▶ Information
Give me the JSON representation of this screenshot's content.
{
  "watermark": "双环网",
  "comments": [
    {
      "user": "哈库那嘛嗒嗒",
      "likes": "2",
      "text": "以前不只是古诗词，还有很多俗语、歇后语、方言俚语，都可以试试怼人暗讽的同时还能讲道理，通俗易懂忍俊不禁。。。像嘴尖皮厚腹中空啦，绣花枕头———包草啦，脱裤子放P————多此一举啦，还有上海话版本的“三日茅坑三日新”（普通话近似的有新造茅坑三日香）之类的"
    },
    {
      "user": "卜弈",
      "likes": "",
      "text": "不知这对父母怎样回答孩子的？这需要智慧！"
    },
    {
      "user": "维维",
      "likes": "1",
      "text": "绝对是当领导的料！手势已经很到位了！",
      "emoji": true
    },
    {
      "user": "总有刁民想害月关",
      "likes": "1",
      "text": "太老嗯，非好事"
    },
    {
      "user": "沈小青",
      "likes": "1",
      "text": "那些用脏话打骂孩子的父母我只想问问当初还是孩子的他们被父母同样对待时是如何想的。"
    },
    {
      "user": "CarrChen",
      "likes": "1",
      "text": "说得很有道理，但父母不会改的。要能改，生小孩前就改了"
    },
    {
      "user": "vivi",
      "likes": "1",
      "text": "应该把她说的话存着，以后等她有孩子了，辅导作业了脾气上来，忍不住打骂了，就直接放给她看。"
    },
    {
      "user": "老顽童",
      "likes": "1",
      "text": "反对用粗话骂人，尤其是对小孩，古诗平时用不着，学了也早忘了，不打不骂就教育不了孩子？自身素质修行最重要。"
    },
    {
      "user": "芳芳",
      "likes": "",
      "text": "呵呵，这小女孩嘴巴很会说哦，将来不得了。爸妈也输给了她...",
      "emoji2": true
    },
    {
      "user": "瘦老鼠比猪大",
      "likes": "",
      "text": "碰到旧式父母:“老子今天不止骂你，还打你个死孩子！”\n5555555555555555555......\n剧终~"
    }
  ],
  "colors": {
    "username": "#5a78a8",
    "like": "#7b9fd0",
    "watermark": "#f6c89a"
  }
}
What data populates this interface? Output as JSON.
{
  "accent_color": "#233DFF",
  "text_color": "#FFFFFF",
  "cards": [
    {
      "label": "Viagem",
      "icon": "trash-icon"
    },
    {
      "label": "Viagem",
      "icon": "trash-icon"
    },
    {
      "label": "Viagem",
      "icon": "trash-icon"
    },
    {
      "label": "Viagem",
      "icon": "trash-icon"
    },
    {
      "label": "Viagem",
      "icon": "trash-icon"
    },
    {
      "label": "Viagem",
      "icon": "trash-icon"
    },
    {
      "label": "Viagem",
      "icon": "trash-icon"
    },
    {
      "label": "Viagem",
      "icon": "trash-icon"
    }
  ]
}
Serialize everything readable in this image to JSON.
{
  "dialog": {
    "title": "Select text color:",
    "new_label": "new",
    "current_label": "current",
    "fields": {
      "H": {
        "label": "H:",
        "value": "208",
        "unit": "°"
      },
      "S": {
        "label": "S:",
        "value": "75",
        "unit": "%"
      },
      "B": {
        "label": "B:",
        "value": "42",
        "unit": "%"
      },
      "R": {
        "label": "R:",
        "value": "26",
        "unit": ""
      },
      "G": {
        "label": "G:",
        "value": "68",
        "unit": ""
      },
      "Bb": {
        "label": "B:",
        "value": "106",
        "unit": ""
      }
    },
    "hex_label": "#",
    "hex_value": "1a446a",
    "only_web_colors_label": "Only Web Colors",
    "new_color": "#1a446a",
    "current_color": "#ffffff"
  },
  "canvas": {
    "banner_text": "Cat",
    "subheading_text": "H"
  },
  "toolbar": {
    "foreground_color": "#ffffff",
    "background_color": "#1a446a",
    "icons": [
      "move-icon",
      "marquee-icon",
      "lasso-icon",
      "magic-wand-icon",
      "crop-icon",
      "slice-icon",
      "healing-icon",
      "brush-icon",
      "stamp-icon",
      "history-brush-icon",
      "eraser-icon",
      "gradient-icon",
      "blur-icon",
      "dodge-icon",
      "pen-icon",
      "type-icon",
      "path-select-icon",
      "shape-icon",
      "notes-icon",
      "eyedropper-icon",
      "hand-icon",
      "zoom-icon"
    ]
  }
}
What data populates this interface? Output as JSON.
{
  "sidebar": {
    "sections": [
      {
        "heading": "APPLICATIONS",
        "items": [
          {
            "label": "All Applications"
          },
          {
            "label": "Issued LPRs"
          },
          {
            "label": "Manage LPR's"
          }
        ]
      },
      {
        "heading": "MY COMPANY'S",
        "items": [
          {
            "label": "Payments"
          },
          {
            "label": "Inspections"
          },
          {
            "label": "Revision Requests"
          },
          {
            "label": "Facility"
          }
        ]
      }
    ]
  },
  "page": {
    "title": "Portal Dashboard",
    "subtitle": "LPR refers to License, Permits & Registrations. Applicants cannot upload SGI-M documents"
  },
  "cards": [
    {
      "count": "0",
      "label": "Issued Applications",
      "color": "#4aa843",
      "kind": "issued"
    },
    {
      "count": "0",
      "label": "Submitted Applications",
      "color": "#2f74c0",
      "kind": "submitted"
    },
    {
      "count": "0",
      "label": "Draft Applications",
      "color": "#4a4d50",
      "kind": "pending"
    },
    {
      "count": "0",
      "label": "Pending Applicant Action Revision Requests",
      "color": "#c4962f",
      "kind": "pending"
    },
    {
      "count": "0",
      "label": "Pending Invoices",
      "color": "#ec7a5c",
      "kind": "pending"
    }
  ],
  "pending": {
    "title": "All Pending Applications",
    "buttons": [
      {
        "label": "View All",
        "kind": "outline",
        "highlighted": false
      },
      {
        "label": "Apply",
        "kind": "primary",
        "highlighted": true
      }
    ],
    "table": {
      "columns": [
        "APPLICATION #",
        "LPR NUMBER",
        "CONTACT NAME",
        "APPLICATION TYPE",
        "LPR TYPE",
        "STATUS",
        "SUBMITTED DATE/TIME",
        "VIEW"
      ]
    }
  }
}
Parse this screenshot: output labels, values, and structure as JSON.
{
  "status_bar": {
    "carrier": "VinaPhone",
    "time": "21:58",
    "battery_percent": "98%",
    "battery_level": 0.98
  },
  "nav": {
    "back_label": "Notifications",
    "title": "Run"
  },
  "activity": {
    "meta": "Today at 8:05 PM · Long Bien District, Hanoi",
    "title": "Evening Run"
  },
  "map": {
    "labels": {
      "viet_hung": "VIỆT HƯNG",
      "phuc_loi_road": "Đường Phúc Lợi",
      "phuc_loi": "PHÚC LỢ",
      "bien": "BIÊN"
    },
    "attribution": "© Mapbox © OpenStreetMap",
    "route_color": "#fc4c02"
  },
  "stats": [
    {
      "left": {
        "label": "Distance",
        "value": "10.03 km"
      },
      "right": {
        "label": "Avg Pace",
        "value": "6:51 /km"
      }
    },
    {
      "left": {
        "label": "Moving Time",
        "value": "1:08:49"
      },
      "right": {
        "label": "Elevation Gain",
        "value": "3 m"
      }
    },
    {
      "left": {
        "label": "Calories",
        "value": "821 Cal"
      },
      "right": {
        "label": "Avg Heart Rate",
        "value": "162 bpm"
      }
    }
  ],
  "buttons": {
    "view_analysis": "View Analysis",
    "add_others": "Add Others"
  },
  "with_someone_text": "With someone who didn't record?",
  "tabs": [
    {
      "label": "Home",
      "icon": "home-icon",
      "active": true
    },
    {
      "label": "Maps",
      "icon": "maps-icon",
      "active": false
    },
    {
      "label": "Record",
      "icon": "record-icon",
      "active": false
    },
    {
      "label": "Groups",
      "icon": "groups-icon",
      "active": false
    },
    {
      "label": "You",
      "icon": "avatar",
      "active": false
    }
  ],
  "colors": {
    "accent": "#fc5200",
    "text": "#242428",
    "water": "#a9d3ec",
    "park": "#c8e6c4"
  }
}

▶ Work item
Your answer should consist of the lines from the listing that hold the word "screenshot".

▶ Solution to the problem
Give me the JSON representation of this screenshot's content.
Parse this screenshot: output labels, values, and structure as JSON.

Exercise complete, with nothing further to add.